[Source information Boundary: Start]

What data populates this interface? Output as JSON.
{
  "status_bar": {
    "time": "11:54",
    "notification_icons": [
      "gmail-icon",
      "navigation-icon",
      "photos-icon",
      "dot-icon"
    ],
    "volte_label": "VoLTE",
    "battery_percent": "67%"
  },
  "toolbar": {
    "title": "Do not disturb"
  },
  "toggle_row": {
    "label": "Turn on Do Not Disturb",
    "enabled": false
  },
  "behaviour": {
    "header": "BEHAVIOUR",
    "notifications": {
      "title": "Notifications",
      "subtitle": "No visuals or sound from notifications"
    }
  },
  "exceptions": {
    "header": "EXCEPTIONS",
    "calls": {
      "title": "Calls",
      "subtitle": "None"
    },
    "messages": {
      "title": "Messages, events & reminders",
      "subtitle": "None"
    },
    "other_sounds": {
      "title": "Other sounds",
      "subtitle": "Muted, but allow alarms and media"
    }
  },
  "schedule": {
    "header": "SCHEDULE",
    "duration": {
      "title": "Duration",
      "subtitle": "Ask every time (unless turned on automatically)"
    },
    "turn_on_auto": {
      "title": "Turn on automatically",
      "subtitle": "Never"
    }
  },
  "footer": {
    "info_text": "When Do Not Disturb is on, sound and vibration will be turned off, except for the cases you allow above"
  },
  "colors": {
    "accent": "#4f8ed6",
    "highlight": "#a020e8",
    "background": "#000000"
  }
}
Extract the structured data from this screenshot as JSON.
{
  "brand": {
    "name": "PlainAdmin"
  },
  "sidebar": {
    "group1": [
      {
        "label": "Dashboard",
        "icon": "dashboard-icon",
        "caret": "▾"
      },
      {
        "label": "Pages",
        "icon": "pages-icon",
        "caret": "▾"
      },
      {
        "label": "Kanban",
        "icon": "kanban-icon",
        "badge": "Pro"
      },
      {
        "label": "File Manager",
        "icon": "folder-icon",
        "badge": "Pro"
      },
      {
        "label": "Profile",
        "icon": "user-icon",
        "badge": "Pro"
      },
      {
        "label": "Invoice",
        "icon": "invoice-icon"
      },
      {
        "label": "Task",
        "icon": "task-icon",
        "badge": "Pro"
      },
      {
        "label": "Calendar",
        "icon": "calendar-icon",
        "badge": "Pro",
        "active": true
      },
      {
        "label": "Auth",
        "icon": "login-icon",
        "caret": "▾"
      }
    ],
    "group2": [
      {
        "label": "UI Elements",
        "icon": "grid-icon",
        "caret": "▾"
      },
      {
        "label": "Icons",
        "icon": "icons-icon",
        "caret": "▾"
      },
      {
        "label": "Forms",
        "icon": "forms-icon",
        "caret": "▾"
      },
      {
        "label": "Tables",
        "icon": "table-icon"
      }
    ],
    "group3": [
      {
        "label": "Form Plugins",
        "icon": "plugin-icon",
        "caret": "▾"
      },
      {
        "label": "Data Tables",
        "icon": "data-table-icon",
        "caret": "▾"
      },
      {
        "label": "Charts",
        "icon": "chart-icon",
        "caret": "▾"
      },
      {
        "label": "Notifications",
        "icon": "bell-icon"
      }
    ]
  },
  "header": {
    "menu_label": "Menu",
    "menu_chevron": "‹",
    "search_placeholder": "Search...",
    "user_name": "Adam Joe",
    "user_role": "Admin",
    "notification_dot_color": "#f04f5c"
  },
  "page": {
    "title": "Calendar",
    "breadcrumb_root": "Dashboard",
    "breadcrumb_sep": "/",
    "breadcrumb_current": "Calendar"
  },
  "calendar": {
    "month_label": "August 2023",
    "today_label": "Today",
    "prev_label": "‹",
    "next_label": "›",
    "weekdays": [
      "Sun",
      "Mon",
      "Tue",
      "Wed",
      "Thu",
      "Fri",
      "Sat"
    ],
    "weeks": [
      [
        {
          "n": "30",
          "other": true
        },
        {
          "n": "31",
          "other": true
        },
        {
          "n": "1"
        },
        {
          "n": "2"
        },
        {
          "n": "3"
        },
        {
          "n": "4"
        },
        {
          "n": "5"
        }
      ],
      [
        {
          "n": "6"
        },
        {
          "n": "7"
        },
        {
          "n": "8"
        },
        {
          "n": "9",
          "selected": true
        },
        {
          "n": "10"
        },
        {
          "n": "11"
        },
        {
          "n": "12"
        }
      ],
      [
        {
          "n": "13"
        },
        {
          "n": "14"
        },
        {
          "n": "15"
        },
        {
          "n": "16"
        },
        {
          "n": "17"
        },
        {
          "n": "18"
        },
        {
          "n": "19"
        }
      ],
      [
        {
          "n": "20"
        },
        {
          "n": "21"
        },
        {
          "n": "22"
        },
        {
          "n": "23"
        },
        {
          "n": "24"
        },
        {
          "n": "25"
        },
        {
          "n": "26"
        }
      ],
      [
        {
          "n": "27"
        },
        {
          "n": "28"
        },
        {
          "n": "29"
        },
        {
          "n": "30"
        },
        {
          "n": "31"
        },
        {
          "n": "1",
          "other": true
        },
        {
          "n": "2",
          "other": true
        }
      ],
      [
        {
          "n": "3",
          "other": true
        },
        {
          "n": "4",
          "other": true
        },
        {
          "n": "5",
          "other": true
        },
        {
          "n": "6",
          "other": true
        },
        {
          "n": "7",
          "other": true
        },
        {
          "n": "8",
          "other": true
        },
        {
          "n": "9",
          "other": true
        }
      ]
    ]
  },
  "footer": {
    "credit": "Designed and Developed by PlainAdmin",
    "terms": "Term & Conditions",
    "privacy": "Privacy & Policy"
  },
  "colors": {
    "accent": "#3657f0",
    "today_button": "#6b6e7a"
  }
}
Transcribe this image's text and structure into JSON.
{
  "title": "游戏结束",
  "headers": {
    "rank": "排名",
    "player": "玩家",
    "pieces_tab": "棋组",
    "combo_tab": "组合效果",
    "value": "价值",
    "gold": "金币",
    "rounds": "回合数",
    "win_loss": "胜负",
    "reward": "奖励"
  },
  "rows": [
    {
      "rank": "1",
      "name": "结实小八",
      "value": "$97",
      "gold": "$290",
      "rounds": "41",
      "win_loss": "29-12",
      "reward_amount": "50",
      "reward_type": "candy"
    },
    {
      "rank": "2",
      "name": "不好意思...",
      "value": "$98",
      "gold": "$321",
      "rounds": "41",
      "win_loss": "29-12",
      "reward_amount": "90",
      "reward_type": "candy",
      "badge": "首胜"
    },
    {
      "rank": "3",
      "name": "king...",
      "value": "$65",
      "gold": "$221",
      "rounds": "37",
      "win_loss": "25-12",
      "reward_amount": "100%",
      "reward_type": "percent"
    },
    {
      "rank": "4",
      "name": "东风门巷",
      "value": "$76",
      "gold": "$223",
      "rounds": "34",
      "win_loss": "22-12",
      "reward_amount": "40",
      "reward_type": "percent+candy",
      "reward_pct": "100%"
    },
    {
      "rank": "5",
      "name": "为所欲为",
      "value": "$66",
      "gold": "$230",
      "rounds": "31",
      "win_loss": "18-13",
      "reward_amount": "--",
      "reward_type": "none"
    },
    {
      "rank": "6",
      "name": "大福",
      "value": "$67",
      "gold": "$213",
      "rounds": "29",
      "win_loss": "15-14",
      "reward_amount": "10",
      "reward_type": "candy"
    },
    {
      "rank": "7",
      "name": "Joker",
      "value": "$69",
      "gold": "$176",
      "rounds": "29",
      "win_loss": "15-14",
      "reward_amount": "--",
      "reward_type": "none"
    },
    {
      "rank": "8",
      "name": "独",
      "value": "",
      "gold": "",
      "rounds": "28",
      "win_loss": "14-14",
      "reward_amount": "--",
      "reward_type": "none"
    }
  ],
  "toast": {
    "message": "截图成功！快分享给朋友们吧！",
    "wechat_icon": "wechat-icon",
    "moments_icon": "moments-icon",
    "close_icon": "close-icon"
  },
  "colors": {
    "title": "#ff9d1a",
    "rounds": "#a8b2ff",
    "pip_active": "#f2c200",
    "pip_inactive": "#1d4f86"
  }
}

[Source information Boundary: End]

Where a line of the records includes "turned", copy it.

      "subtitle": "Ask every time (unless turned on automatically)"
    "info_text": "When Do Not Disturb is on, sound and vibration will be turned off, except for the cases you allow above"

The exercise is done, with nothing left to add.